=== Section Start ===

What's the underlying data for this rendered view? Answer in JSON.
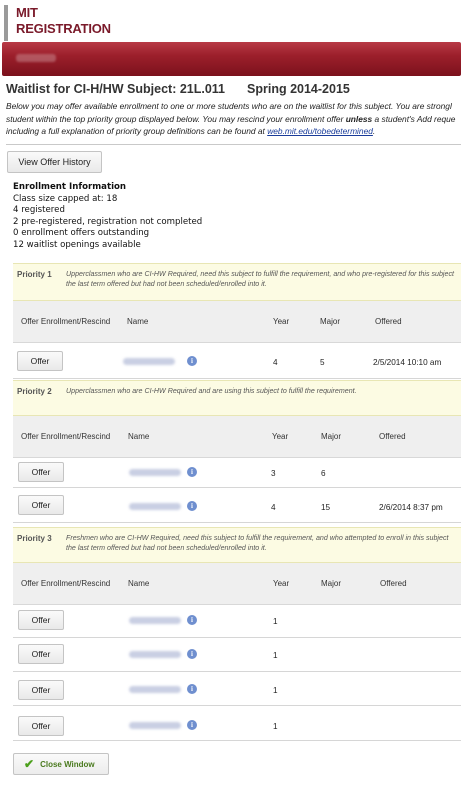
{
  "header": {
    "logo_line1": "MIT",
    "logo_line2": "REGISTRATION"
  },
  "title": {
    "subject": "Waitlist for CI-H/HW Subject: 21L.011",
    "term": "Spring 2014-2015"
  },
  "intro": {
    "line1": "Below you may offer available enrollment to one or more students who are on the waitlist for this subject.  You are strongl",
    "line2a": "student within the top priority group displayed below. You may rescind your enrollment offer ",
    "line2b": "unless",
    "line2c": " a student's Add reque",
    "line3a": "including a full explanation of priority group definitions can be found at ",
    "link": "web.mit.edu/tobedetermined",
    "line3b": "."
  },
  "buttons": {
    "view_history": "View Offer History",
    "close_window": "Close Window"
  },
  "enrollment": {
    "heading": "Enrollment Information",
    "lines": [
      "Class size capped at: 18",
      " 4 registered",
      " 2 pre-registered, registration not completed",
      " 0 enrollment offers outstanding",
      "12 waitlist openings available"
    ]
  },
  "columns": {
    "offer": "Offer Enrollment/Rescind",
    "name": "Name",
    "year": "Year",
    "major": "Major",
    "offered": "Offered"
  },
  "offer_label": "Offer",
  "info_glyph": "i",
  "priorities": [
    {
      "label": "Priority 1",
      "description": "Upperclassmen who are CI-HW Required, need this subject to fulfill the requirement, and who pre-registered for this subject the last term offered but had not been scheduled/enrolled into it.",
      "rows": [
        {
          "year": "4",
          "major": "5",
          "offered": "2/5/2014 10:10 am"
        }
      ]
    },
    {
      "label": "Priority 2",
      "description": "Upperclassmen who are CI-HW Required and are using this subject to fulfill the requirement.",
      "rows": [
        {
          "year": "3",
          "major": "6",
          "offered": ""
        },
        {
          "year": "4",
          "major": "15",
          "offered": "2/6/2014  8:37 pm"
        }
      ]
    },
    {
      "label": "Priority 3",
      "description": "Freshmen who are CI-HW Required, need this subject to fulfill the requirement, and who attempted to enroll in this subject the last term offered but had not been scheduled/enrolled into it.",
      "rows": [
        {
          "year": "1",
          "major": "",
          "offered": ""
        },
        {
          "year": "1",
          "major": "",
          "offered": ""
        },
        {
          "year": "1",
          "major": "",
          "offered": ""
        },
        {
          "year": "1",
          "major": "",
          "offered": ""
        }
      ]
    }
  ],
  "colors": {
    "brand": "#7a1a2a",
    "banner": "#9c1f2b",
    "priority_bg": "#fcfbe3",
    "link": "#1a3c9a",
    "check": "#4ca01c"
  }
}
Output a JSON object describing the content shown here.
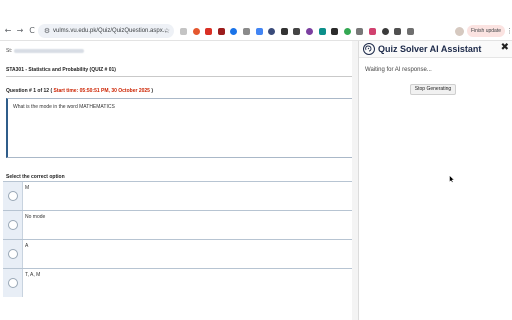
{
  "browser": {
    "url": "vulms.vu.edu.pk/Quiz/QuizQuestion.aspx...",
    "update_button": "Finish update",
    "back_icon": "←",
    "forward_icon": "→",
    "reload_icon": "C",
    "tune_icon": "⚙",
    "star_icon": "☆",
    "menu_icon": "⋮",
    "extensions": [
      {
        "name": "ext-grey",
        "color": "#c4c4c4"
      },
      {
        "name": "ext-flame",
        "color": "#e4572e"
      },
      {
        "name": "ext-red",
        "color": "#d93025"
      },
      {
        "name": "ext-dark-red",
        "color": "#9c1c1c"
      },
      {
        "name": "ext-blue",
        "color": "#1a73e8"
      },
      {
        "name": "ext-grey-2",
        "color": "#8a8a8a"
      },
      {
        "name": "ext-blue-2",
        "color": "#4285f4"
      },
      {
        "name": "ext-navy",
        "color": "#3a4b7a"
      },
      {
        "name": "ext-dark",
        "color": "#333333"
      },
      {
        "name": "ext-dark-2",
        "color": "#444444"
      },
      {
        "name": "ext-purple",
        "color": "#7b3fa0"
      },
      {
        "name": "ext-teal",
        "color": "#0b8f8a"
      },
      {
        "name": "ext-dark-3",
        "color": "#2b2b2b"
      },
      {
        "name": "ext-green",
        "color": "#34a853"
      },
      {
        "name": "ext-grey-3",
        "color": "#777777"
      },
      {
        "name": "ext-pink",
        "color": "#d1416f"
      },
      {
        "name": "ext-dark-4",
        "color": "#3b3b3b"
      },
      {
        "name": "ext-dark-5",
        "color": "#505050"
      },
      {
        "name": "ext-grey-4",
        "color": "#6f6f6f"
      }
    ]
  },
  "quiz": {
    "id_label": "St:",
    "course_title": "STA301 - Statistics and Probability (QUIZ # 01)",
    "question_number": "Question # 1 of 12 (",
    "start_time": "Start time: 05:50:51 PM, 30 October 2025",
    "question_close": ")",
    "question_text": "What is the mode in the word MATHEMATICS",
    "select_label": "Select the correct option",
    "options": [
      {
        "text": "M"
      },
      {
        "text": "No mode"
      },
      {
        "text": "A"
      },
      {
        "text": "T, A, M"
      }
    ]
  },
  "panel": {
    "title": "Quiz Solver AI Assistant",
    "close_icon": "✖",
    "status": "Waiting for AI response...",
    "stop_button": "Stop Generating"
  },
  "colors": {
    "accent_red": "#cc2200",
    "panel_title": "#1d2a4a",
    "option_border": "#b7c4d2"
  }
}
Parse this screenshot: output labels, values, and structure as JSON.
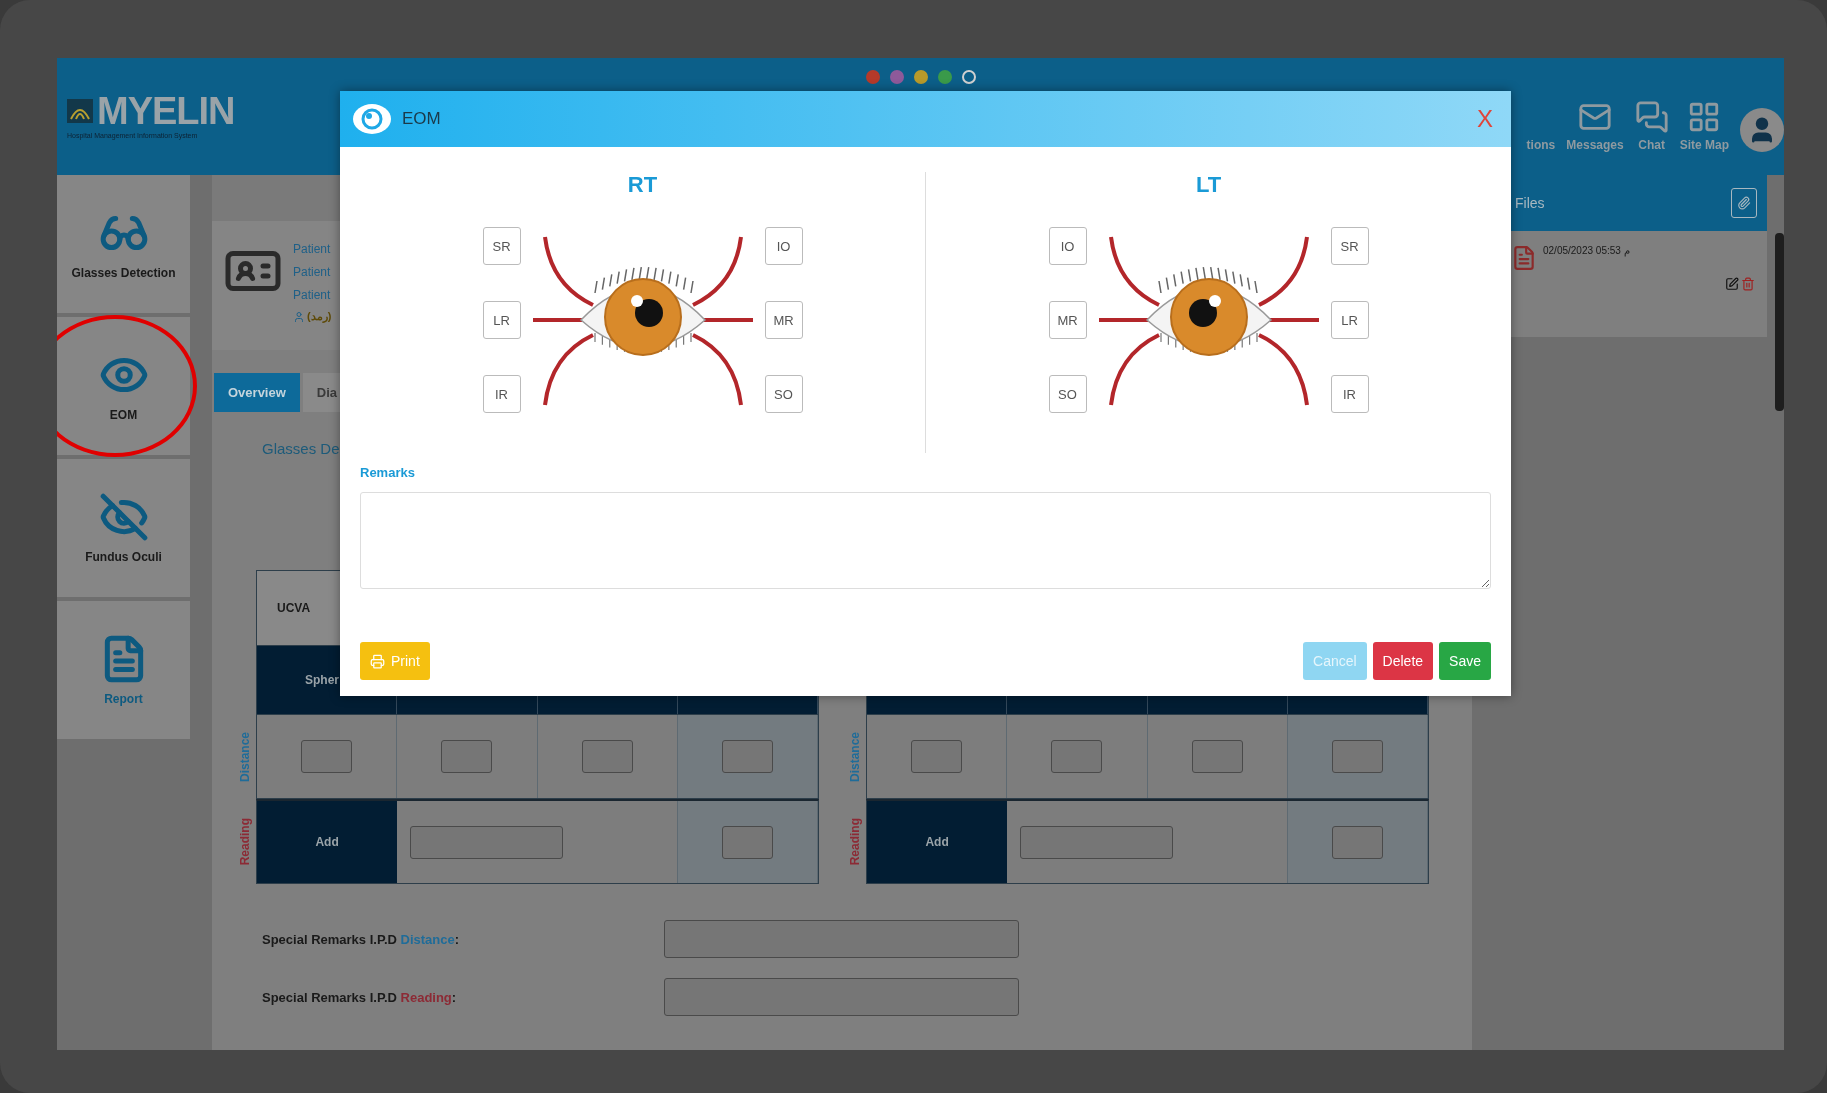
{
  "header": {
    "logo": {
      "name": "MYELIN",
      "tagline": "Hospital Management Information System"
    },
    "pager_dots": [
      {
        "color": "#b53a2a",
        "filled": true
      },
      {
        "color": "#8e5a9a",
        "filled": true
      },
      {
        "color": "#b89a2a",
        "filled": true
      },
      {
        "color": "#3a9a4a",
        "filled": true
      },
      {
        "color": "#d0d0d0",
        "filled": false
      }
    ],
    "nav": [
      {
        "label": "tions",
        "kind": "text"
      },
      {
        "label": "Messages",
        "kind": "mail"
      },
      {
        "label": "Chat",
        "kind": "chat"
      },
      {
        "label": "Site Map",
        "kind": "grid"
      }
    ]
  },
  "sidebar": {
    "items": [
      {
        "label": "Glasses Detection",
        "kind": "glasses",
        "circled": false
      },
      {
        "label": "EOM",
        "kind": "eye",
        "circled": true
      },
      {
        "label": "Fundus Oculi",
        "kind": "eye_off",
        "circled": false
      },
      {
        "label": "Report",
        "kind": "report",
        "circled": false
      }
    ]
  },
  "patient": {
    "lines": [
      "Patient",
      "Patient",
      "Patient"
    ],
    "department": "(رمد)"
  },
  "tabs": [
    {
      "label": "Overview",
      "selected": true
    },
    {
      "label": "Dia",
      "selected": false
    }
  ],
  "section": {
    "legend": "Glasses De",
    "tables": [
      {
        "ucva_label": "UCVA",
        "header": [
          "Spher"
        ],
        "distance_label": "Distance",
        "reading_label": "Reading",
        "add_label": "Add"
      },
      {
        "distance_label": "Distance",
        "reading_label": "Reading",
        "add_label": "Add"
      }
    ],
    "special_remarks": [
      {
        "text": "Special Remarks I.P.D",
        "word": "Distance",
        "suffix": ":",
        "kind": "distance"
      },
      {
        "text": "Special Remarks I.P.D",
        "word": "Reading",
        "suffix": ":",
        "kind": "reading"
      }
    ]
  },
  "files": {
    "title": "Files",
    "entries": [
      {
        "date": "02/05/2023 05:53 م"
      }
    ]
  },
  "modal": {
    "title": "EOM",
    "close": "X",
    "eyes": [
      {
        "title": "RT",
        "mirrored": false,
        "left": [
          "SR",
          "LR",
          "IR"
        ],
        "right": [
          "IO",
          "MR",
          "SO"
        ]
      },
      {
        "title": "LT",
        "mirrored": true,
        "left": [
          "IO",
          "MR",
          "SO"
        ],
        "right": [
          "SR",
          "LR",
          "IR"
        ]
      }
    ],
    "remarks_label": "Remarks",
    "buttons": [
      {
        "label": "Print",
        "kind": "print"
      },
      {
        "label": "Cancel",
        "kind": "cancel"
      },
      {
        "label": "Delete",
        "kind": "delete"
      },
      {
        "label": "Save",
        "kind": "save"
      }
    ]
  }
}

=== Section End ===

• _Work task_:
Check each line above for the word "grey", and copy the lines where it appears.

• _Response area_:
        "name": "ext-grey",
        "name": "ext-grey-2",
        "name": "ext-grey-3",
        "name": "ext-grey-4",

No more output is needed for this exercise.